Aim of the exercise:
Locate all lines in the data below that hold "Open" and show them.

Data extracted from a collection:
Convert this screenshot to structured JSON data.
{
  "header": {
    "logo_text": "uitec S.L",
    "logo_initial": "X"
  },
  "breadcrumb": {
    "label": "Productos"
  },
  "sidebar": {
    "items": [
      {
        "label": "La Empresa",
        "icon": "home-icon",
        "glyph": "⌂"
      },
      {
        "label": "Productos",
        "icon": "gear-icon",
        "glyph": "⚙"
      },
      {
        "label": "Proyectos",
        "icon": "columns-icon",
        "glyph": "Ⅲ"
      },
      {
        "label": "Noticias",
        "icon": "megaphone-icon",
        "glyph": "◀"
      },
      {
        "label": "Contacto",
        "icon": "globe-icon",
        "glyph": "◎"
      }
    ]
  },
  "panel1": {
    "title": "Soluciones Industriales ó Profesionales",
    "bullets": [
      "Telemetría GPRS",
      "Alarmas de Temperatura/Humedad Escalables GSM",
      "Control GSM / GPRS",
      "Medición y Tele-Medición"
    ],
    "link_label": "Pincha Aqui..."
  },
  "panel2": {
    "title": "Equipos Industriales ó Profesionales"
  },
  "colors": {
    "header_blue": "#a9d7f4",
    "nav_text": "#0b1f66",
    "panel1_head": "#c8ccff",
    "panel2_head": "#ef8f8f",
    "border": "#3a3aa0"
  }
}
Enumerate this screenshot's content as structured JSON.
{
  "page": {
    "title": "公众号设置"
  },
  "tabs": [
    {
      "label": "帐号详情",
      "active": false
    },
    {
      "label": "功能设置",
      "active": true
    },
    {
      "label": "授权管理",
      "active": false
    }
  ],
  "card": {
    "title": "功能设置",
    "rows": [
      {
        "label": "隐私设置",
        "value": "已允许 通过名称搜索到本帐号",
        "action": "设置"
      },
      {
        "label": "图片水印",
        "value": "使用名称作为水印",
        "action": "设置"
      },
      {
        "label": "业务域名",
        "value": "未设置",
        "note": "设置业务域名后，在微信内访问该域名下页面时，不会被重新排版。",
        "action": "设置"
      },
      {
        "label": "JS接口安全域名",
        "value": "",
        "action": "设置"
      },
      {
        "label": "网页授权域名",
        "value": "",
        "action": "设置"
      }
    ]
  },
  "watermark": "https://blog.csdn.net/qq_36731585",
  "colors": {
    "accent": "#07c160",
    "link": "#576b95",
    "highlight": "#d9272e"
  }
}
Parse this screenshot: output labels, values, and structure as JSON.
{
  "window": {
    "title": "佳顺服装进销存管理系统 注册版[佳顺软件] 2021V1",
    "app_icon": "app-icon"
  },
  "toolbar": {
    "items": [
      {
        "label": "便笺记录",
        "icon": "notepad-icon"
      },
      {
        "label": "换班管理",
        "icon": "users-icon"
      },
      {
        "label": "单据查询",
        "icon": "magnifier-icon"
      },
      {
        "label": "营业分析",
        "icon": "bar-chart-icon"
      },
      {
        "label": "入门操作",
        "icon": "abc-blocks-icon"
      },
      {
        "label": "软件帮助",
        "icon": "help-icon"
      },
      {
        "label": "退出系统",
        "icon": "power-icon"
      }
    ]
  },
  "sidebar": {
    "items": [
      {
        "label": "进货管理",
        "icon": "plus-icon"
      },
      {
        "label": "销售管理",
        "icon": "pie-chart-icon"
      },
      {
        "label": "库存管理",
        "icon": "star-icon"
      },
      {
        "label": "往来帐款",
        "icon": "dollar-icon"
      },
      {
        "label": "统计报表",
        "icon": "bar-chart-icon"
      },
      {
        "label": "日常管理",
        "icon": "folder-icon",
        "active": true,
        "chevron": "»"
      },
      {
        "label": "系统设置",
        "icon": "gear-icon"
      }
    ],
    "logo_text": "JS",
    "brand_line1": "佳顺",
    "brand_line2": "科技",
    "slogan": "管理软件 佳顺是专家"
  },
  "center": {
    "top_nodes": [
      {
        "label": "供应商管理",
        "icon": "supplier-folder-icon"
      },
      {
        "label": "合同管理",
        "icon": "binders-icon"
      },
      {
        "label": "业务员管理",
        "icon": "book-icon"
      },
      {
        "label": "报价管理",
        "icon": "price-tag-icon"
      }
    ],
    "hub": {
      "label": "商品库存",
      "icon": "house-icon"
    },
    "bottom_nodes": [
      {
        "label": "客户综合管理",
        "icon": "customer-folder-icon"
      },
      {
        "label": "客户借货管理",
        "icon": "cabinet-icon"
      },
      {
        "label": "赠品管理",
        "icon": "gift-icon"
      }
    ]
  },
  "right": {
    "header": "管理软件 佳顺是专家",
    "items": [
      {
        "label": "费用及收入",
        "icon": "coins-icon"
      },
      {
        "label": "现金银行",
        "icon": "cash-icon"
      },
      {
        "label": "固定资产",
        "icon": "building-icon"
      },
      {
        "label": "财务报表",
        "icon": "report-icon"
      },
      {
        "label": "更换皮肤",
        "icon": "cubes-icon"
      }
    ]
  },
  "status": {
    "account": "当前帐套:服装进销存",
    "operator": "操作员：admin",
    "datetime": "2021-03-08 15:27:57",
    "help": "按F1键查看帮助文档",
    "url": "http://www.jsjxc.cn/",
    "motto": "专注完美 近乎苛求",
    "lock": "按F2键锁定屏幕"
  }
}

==

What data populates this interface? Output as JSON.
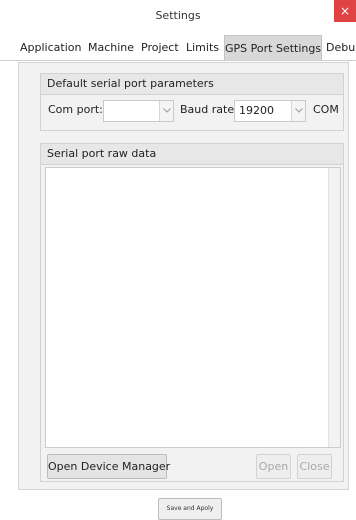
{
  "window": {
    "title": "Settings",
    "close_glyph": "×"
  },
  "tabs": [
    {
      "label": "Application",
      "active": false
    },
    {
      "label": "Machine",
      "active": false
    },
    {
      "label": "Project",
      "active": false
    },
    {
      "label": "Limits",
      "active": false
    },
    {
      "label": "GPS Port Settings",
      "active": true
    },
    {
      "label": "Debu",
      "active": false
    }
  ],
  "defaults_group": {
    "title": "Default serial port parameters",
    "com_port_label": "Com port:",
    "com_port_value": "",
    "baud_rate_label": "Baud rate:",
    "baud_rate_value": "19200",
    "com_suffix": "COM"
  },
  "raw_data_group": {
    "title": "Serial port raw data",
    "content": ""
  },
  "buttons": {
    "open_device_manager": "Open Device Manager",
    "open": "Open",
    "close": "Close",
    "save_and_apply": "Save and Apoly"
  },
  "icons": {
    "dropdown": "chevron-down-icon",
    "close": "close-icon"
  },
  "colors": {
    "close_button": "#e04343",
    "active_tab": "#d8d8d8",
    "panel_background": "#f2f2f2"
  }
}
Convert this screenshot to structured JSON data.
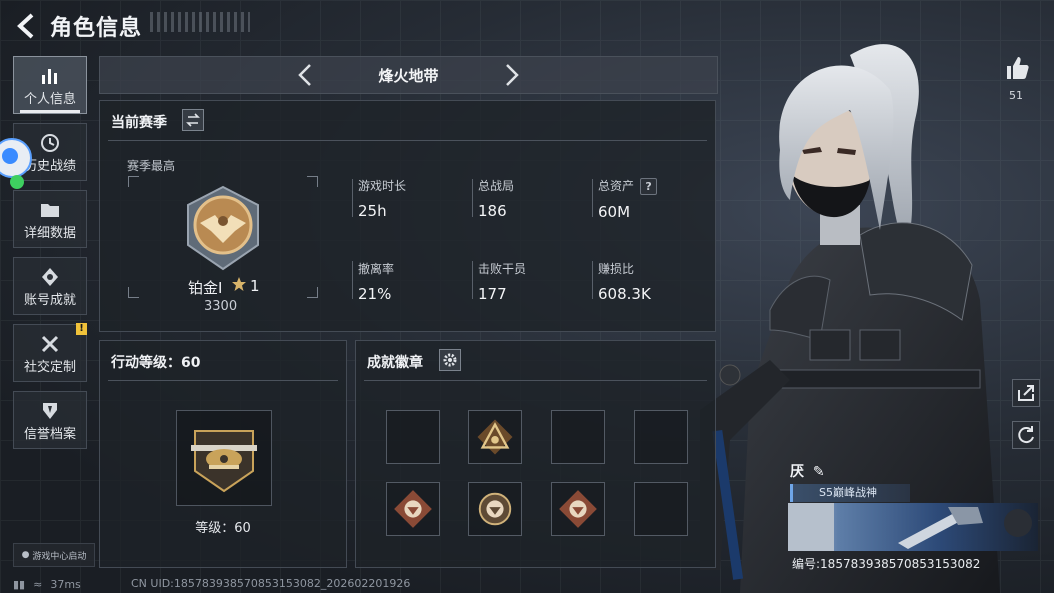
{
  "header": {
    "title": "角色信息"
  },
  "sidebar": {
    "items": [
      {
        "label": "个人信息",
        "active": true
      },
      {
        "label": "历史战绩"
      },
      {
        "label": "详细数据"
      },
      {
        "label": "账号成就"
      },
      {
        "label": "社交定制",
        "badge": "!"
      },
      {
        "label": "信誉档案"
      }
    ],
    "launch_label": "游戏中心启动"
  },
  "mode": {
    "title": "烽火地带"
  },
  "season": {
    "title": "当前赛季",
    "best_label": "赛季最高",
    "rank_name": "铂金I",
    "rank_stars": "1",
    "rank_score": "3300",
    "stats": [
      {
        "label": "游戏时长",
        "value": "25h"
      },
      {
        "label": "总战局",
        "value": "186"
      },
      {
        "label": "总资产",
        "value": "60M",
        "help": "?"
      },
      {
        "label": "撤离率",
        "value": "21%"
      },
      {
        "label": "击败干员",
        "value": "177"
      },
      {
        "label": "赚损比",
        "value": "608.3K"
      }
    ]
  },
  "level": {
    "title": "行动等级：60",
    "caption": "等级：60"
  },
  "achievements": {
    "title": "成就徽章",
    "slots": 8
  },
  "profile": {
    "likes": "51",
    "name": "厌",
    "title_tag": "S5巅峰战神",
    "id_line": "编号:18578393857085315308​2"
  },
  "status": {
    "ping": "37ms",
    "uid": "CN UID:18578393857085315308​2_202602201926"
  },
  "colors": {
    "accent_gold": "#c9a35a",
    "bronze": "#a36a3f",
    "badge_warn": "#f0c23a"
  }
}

Output for this exercise:
    "open_device_manager": "Open Device Manager",
    "open": "Open",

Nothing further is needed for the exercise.